Groups supporting the bill, like the nationwide Council of La Raza, the Asian Law Alliance in addition to National Baptist Convention, state these loans are pitched mostly to susceptible customers and add up to profiteering.

Another supporter of the bill“Over the years we have seen immigrants targeted by predatory loan companies — specifically with their aggressive marketing strategy toward pushing triple-digit loans to these communities,” said Joseph Villela, director of policy and advocacy for the Coalition for Humane Immigrant Rights of Los Angeles.

Graciela Aponte-Diaz, Ca policy manager for the Center for Responsible Lending, among the backers of Kalra’s bill, noted that inspite of the development of those loans that are super-pricey some loan providers show they can profitably make loans at reduced prices.

“We’ve seen loan providers cap on their own, she said so it is being done by some lenders in a way that is lucrative for the business and not predatory.

But both of lenders she pointed to — Bay region businesses Oportun and Apoyo Financiero — make loans that are many prices greater than those required in Kalra’s bill. Raul Vazquez, Oportun’s leader, stated a 24% price limit will mean that their company would no be able to longer make loans with a clients.

“The price cap as presently proposed could cause even less use of credit for a large number of deserving, low-income families — individuals whose credit choices may currently be restricted for their lack of credit rating or score,” Vazquez said in a message.

Particularly for smaller loans, a 24% limit could make financing unprofitable, stated Danielle Fagre Arlowe, a senior vice president at the American Financial Services Assn., which represents installment loan providers. She speculated that when Kalra’s bill had been to be legislation, numerous loan providers would merely concentrate on bigger loans.

“It will be the ‘$2,500 loan eradication work,’ ” she said. “everything you see in states with price caps is you only get one or two businesses contending, and they’re perhaps maybe perhaps not likely to make that loan of not as much as $6,000 or $7,000.”

Thomas Miller, a senior scholar during the free-market think tank Mercatus Center at George Mason University, stated rate caps in other states have actually generated less loans being made under those state rules — although not lending that is necessarily less.

He speculated that an interest rate limit of 24% in Ca would end in a rise in borrowing from unlicensed loan providers.

“People will continue to have a need for credit,” Miller said. “It can give increase, probably, to unlawful lending.”

Borrowing at 24% and even 36%, where may states have capped prices, may seem high priced to borrowers with good credit. But lenders and trade teams state it is difficult to profitably make little- and mid-size loans at those prices.

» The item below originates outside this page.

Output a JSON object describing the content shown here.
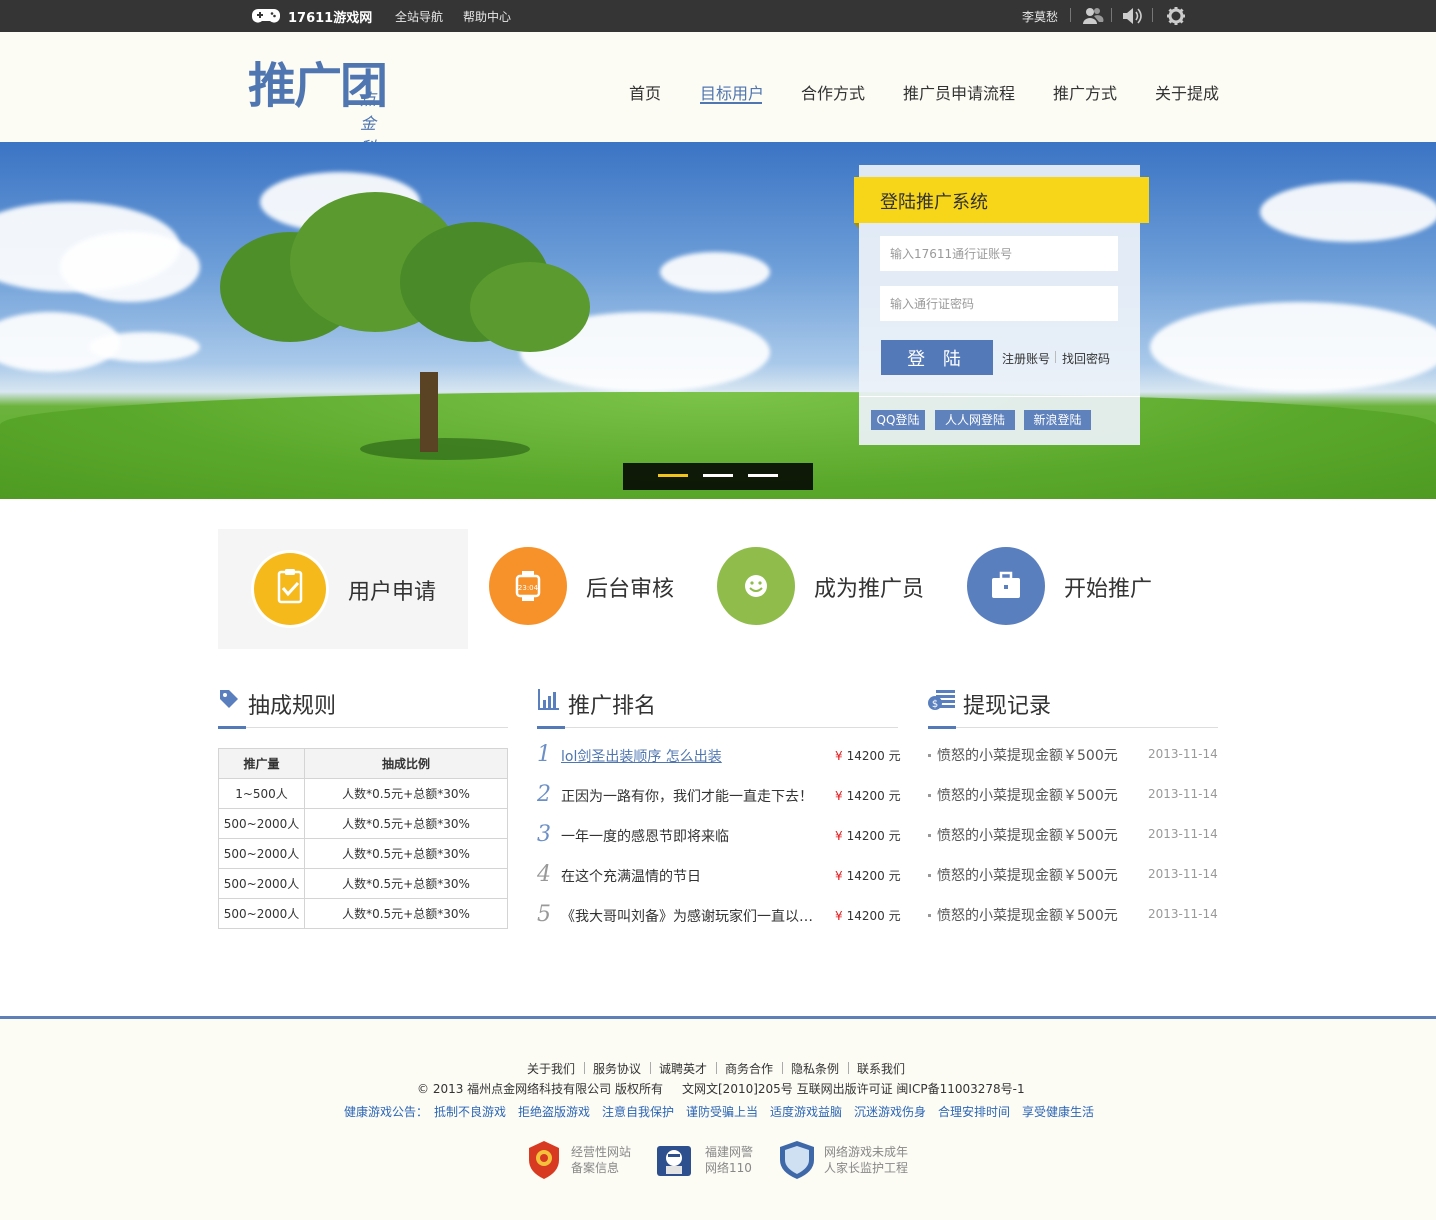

That is especially the situation for borrowers with bad credit or credit history that is little. If borrowers are believed more prone to default on the loans, loan providers charge a greater rate of interest to offset losses that are potential.

North park company Employee Loan Options, for example, organizes loans between $1,000 and $3,000, and borrowers spend 24.9% interest. Doug Farry, one of many ongoing organization’s founders, stated the rates are that low just because their company provides loans to workers through their companies, which decreases underwriting, marketing and collection expenses.

“I would personally think it would be problematic for a loan provider which will make that loan of approximately $3,000 at 24% without leveraging a program he said like ours. “I think it might be very hard.”

Assemblyman Matthew Dababneh (D-Encino), president associated with the Assembly Banking and Finance Committee, stated which he has not heard of bill’s details yet but that an interest rate limit could harm some would-be borrowers.

Leave a comment